You will by now doubtless be familiar with the University of Toronto academic Jordan Peterson. He’s the unlikely YouTube star and scourge of political correctness whose book 12 Rules for Life: An Antidote to Chaos has become a worldwide bestseller, beloved of serious young men seeking intellectual challenge and good old-fashioned fatherly advice. Summary: ‘Sort yourself out, bucko.’ We don’t really need the likes of Peterson here: we’ve got Ferdinand Mount. The book we should all be reading to sort ourselves out, buckos, is Prime Movers.
Mount is, admittedly, an unlikely intellectual hero. Modest and self-deprecating almost to the point of absurdity, in his memoir Cold Cream: My Early Life and Other Mistakes (2008) he chronicled a life of extraordinary privilege — Eton, Christ Church, head of Mrs Thatcher’s policy unit, editor of the TLS — with the kind of insouciant charm possessed only by those blessed with extraordinary privilege.
Easy to underestimate, Mount should never be underestimated. In a life of public and political service, he has somehow found the time to write a couple of dozen books — including the much underrated Chronicle of Modern Twilight series of novels, clearly inspired by the model of his uncle ‘Tony’ Powell’s A Dance to the Music of Time — but Prime Movers is clearly the big one, the summing up, the statement piece, the magnum opus, surely Mount’s last stand.
The book’s rather Molesworthian subtitle — ‘From Pericles to Gandhi: Twelve Great Political Thinkers and What’s Wrong with Each of Them’ — does the book something of a disservice. As Mount rightly points out in his introduction: ‘This is not a collection of hatchet jobs.’ Prime Movers is not Paul Johnson’s Intellectuals (1989) redux, or some awful sub-Strachey.
On the contrary, the book surveys in extraordinary detail, and with exceptional insight, the ideas of 12 ‘Prime Movers’ — a motley crew of ‘a Greek, a Palestinian Jew, a Frenchman, a Scot, an Irishman, an American, an Englishman and an Englishwoman, an Italian, a German, a Hindu who invented India and a Muslim who invented Pakistan’ — who through ‘their passion and eloquence… have shaped our politics’, and gives them all a lesson in civics. Pericles, Jesus, Rousseau, Adam Smith, Thomas Jefferson, Jeremy Bentham, Mary Wollstonecraft, Mazzini, Marx, Gandhi and Muhammad Iqbal, it’s time for your seminar with our distinguished visiting lecturer, Mr Mount.

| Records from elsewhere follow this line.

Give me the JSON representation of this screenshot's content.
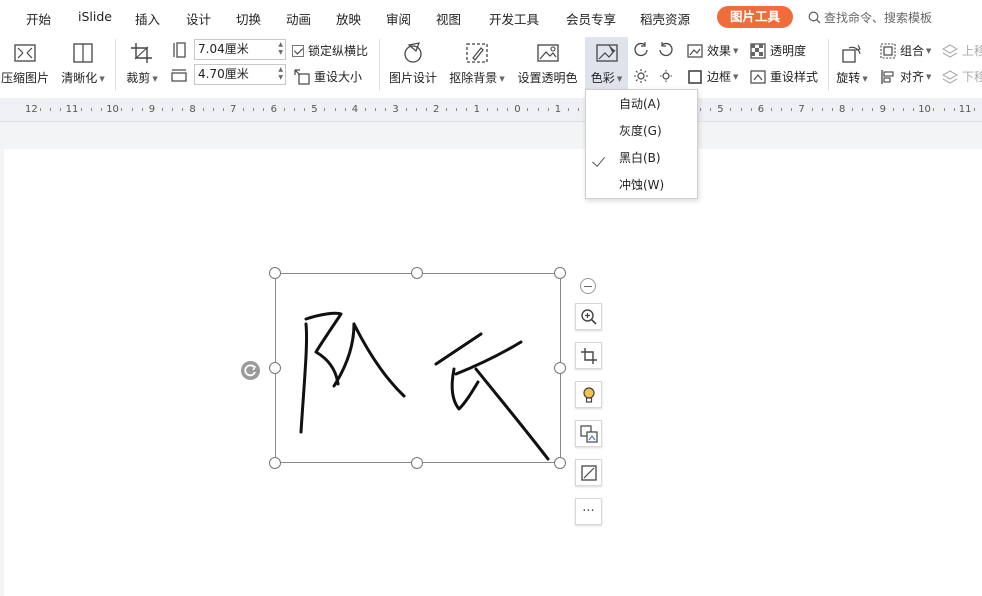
{
  "menu": {
    "tabs": [
      "开始",
      "iSlide",
      "插入",
      "设计",
      "切换",
      "动画",
      "放映",
      "审阅",
      "视图",
      "开发工具",
      "会员专享",
      "稻壳资源"
    ],
    "active_tab": "图片工具",
    "search_placeholder": "查找命令、搜索模板"
  },
  "ribbon": {
    "compress": "压缩图片",
    "sharpen": "清晰化",
    "crop": "裁剪",
    "width_value": "7.04厘米",
    "height_value": "4.70厘米",
    "lock_ratio": "锁定纵横比",
    "reset_size": "重设大小",
    "picture_design": "图片设计",
    "remove_bg": "抠除背景",
    "set_transparent": "设置透明色",
    "color": "色彩",
    "effects": "效果",
    "transparency": "透明度",
    "border": "边框",
    "reset_style": "重设样式",
    "rotate": "旋转",
    "group": "组合",
    "align": "对齐",
    "bring_up": "上移",
    "send_down": "下移"
  },
  "ruler": {
    "labels": [
      "12",
      "11",
      "10",
      "9",
      "8",
      "7",
      "6",
      "5",
      "4",
      "3",
      "2",
      "1",
      "0",
      "1",
      "2",
      "3",
      "4",
      "5",
      "6",
      "7",
      "8",
      "9",
      "10",
      "11"
    ]
  },
  "color_menu": {
    "items": [
      {
        "label": "自动(A)",
        "checked": false
      },
      {
        "label": "灰度(G)",
        "checked": false
      },
      {
        "label": "黑白(B)",
        "checked": true
      },
      {
        "label": "冲蚀(W)",
        "checked": false
      }
    ]
  },
  "picture": {
    "content": "handwritten signature image",
    "signature_text": "队长"
  },
  "side_toolbar": {
    "buttons": [
      "zoom-in",
      "crop",
      "idea",
      "replace-picture",
      "fill",
      "more"
    ],
    "more_label": "···"
  },
  "colors": {
    "accent": "#ef6d3b",
    "active_button_bg": "#dfe4ec",
    "page_bg": "#f3f4f6"
  }
}
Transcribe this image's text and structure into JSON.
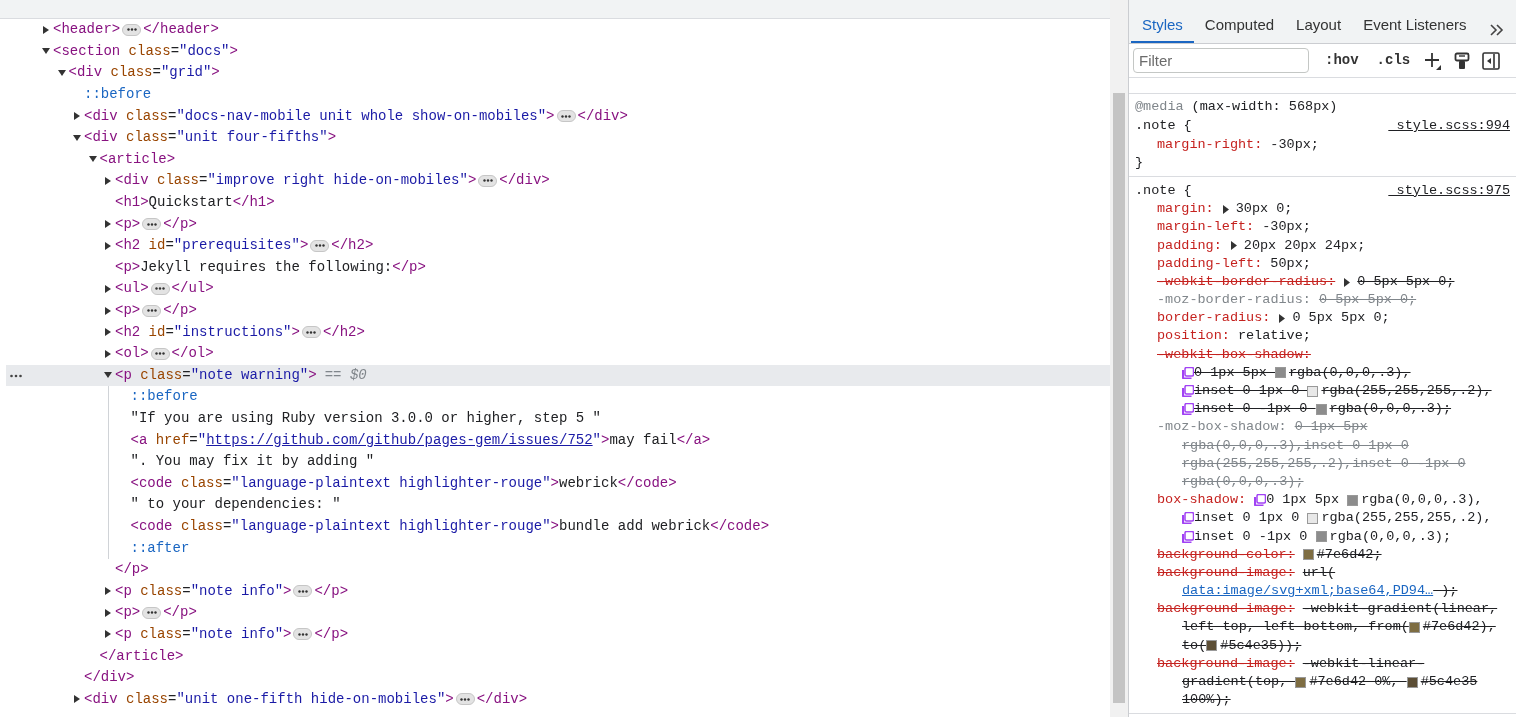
{
  "elements_tree": [
    {
      "kind": "element",
      "open": "<header>",
      "expanded": false,
      "close": "</header>",
      "selected": false
    },
    {
      "kind": "element",
      "open": "<section class=\"docs\">",
      "expanded": true,
      "selected": false,
      "children": [
        {
          "kind": "element",
          "open": "<div class=\"grid\">",
          "expanded": true,
          "selected": false,
          "children": [
            {
              "kind": "pseudo",
              "text": "::before",
              "selected": false
            },
            {
              "kind": "element",
              "open": "<div class=\"docs-nav-mobile unit whole show-on-mobiles\">",
              "expanded": false,
              "close": "</div>",
              "selected": false
            },
            {
              "kind": "element",
              "open": "<div class=\"unit four-fifths\">",
              "expanded": true,
              "close": "</div>",
              "selected": false,
              "children": [
                {
                  "kind": "element",
                  "open": "<article>",
                  "expanded": true,
                  "close": "</article>",
                  "selected": false,
                  "children": [
                    {
                      "kind": "element",
                      "open": "<div class=\"improve right hide-on-mobiles\">",
                      "expanded": false,
                      "close": "</div>",
                      "selected": false
                    },
                    {
                      "kind": "element",
                      "open": "<h1>Quickstart</h1>",
                      "selected": false
                    },
                    {
                      "kind": "element",
                      "open": "<p>",
                      "expanded": false,
                      "close": "</p>",
                      "selected": false
                    },
                    {
                      "kind": "element",
                      "open": "<h2 id=\"prerequisites\">",
                      "expanded": false,
                      "close": "</h2>",
                      "selected": false
                    },
                    {
                      "kind": "element",
                      "open": "<p>Jekyll requires the following:</p>",
                      "selected": false
                    },
                    {
                      "kind": "element",
                      "open": "<ul>",
                      "expanded": false,
                      "close": "</ul>",
                      "selected": false
                    },
                    {
                      "kind": "element",
                      "open": "<p>",
                      "expanded": false,
                      "close": "</p>",
                      "selected": false
                    },
                    {
                      "kind": "element",
                      "open": "<h2 id=\"instructions\">",
                      "expanded": false,
                      "close": "</h2>",
                      "selected": false
                    },
                    {
                      "kind": "element",
                      "open": "<ol>",
                      "expanded": false,
                      "close": "</ol>",
                      "selected": false
                    },
                    {
                      "kind": "element",
                      "open": "<p class=\"note warning\">",
                      "expanded": true,
                      "close": "</p>",
                      "selected": true,
                      "marker": "== $0",
                      "children": [
                        {
                          "kind": "pseudo",
                          "text": "::before",
                          "selected": false
                        },
                        {
                          "kind": "text",
                          "text": "\"If you are using Ruby version 3.0.0 or higher, step 5 \"",
                          "selected": false
                        },
                        {
                          "kind": "element",
                          "open": "<a href=\"",
                          "link": "https://github.com/github/pages-gem/issues/752",
                          "rest": "\">may fail</a>",
                          "selected": false
                        },
                        {
                          "kind": "text",
                          "text": "\". You may fix it by adding \"",
                          "selected": false
                        },
                        {
                          "kind": "element",
                          "open": "<code class=\"language-plaintext highlighter-rouge\">webrick</code>",
                          "selected": false
                        },
                        {
                          "kind": "text",
                          "text": "\" to your dependencies: \"",
                          "selected": false
                        },
                        {
                          "kind": "element",
                          "open": "<code class=\"language-plaintext highlighter-rouge\">bundle add webrick</code>",
                          "selected": false
                        },
                        {
                          "kind": "pseudo",
                          "text": "::after",
                          "selected": false
                        }
                      ]
                    },
                    {
                      "kind": "element",
                      "open": "<p class=\"note info\">",
                      "expanded": false,
                      "close": "</p>",
                      "selected": false
                    },
                    {
                      "kind": "element",
                      "open": "<p>",
                      "expanded": false,
                      "close": "</p>",
                      "selected": false
                    },
                    {
                      "kind": "element",
                      "open": "<p class=\"note info\">",
                      "expanded": false,
                      "close": "</p>",
                      "selected": false
                    }
                  ]
                }
              ]
            },
            {
              "kind": "element",
              "open": "<div class=\"unit one-fifth hide-on-mobiles\">",
              "expanded": false,
              "close": "</div>",
              "selected": false
            }
          ]
        }
      ]
    }
  ],
  "sidebar_tabs": [
    {
      "label": "Styles",
      "selected": true
    },
    {
      "label": "Computed",
      "selected": false
    },
    {
      "label": "Layout",
      "selected": false
    },
    {
      "label": "Event Listeners",
      "selected": false
    }
  ],
  "filter": {
    "placeholder": "Filter"
  },
  "toolbar_buttons": [
    ":hov",
    ".cls"
  ],
  "rules": [
    {
      "media": "@media",
      "query": "(max-width: 568px)",
      "selector": ".note {",
      "source": "_style.scss:994",
      "close": "}",
      "declarations": [
        {
          "name": "margin-right:",
          "kind": "active",
          "value": [
            {
              "kind": "text",
              "text": "-30px;"
            }
          ]
        }
      ]
    },
    {
      "selector": ".note {",
      "source": "_style.scss:975",
      "declarations": [
        {
          "name": "margin:",
          "kind": "active",
          "expander": true,
          "value": [
            {
              "kind": "text",
              "text": "30px 0;"
            }
          ]
        },
        {
          "name": "margin-left:",
          "kind": "active",
          "value": [
            {
              "kind": "text",
              "text": "-30px;"
            }
          ]
        },
        {
          "name": "padding:",
          "kind": "active",
          "expander": true,
          "value": [
            {
              "kind": "text",
              "text": "20px 20px 24px;"
            }
          ]
        },
        {
          "name": "padding-left:",
          "kind": "active",
          "value": [
            {
              "kind": "text",
              "text": "50px;"
            }
          ]
        },
        {
          "name": "-webkit-border-radius:",
          "kind": "overridden",
          "expander": true,
          "value": [
            {
              "kind": "text",
              "text": "0 5px 5px 0;"
            }
          ]
        },
        {
          "name": "-moz-border-radius:",
          "kind": "inactive",
          "value": [
            {
              "kind": "text",
              "text": "0 5px 5px 0;"
            }
          ]
        },
        {
          "name": "border-radius:",
          "kind": "active",
          "expander": true,
          "value": [
            {
              "kind": "text",
              "text": "0 5px 5px 0;"
            }
          ]
        },
        {
          "name": "position:",
          "kind": "active",
          "value": [
            {
              "kind": "text",
              "text": "relative;"
            }
          ]
        },
        {
          "name": "-webkit-box-shadow:",
          "kind": "overridden",
          "more": [
            [
              {
                "kind": "shadow"
              },
              {
                "kind": "text",
                "text": "0 1px 5px "
              },
              {
                "kind": "swatch",
                "color": "#8c8c8c"
              },
              {
                "kind": "text",
                "text": "rgba(0,0,0,.3),"
              }
            ],
            [
              {
                "kind": "shadow"
              },
              {
                "kind": "text",
                "text": "inset 0 1px 0 "
              },
              {
                "kind": "swatch",
                "color": "#e8e8e8"
              },
              {
                "kind": "text",
                "text": "rgba(255,255,255,.2),"
              }
            ],
            [
              {
                "kind": "shadow"
              },
              {
                "kind": "text",
                "text": "inset 0 -1px 0 "
              },
              {
                "kind": "swatch",
                "color": "#8c8c8c"
              },
              {
                "kind": "text",
                "text": "rgba(0,0,0,.3);"
              }
            ]
          ]
        },
        {
          "name": "-moz-box-shadow:",
          "kind": "inactive",
          "value": [
            {
              "kind": "text",
              "text": "0 1px 5px"
            }
          ],
          "more": [
            [
              {
                "kind": "text",
                "text": "rgba(0,0,0,.3),inset 0 1px 0"
              }
            ],
            [
              {
                "kind": "text",
                "text": "rgba(255,255,255,.2),inset 0 -1px 0"
              }
            ],
            [
              {
                "kind": "text",
                "text": "rgba(0,0,0,.3);"
              }
            ]
          ]
        },
        {
          "name": "box-shadow:",
          "kind": "active",
          "value": [
            {
              "kind": "shadow"
            },
            {
              "kind": "text",
              "text": "0 1px 5px "
            },
            {
              "kind": "swatch",
              "color": "#8c8c8c"
            },
            {
              "kind": "text",
              "text": "rgba(0,0,0,.3),"
            }
          ],
          "more": [
            [
              {
                "kind": "shadow"
              },
              {
                "kind": "text",
                "text": "inset 0 1px 0 "
              },
              {
                "kind": "swatch",
                "color": "#e8e8e8"
              },
              {
                "kind": "text",
                "text": "rgba(255,255,255,.2),"
              }
            ],
            [
              {
                "kind": "shadow"
              },
              {
                "kind": "text",
                "text": "inset 0 -1px 0 "
              },
              {
                "kind": "swatch",
                "color": "#8c8c8c"
              },
              {
                "kind": "text",
                "text": "rgba(0,0,0,.3);"
              }
            ]
          ]
        },
        {
          "name": "background-color:",
          "kind": "overridden",
          "value": [
            {
              "kind": "swatch",
              "color": "#7e6d42"
            },
            {
              "kind": "text",
              "text": "#7e6d42;"
            }
          ]
        },
        {
          "name": "background-image:",
          "kind": "overridden",
          "value": [
            {
              "kind": "text",
              "text": "url("
            }
          ],
          "more": [
            [
              {
                "kind": "link",
                "text": "data:image/svg+xml;base64,PD94…"
              },
              {
                "kind": "text",
                "text": " );"
              }
            ]
          ]
        },
        {
          "name": "background-image:",
          "kind": "overridden",
          "value": [
            {
              "kind": "text",
              "text": "-webkit-gradient(linear,"
            }
          ],
          "more": [
            [
              {
                "kind": "text",
                "text": "left top, left bottom, from("
              },
              {
                "kind": "swatch",
                "color": "#7e6d42"
              },
              {
                "kind": "text",
                "text": "#7e6d42),"
              }
            ],
            [
              {
                "kind": "text",
                "text": "to("
              },
              {
                "kind": "swatch",
                "color": "#5c4e35"
              },
              {
                "kind": "text",
                "text": "#5c4e35));"
              }
            ]
          ]
        },
        {
          "name": "background-image:",
          "kind": "overridden",
          "value": [
            {
              "kind": "text",
              "text": "-webkit-linear-"
            }
          ],
          "more": [
            [
              {
                "kind": "text",
                "text": "gradient(top, "
              },
              {
                "kind": "swatch",
                "color": "#7e6d42"
              },
              {
                "kind": "text",
                "text": "#7e6d42 0%, "
              },
              {
                "kind": "swatch",
                "color": "#5c4e35"
              },
              {
                "kind": "text",
                "text": "#5c4e35"
              }
            ],
            [
              {
                "kind": "text",
                "text": "100%);"
              }
            ]
          ]
        }
      ]
    }
  ]
}
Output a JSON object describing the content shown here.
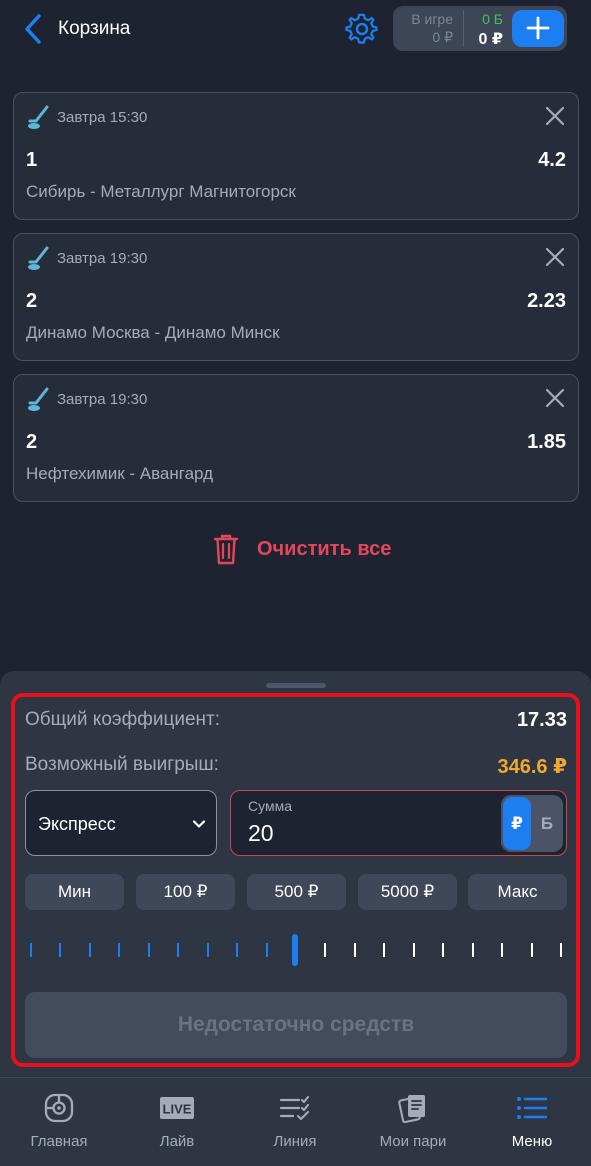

Conservative-minded readers should expect the unexpected. Jesus and his followers, for example, come off rather badly: ‘By sticking strictly to the instructions of Jesus and Paul, the Church over the centuries had found itself allied to some of the most ghastly authoritarian regimes.’ Marx fares rather better than one might expect, Gandhi comes out pretty well, and Edmund Burke probably does the best of all, with Mount putting up a stirring defence of a thinker often dismissed as a ‘lackey of the rich and powerful’. There are squirty little asides throughout that are worthy of a Wooster. Of Mary Wollstonecraft: ‘She was a blazer’; and on Adam Smith: ‘How well he looks in his bag-wig with a quiet smile playing around his lips, all in purple on the £20 note’ — and the book barely lets up in its exertions until the final chapter on the poet and spiritual father of Pakistan, Muhammad Iqbal, which alas reads rather like a primer compared to the barnstorming opening chapter on Pericles.
In a short conclusion, ‘In praise of trade-off’, Mount summarises his arguments against his various thinkers:
They are intent on arguing a case, incurably reluctant to admit weaknesses in or exceptions to that case, still less willing to consider that there might be malign consequences to the theory or course of action they are recommending, or to consider that alternative theories might undermine their arguments.
One cannot help but hear a criticism of his own involvement in politics, and in his analysis and discussion of Athenian democracy it is clear that Mount is really writing about Britain’s Brexit: ‘Democracy’s consciousness of its own moral superiority often entrenches it in a refusal to admit error or to shift course to reach an accommodation with its neighbours.’ Look back, face forward — and sort yourselves out, buckos!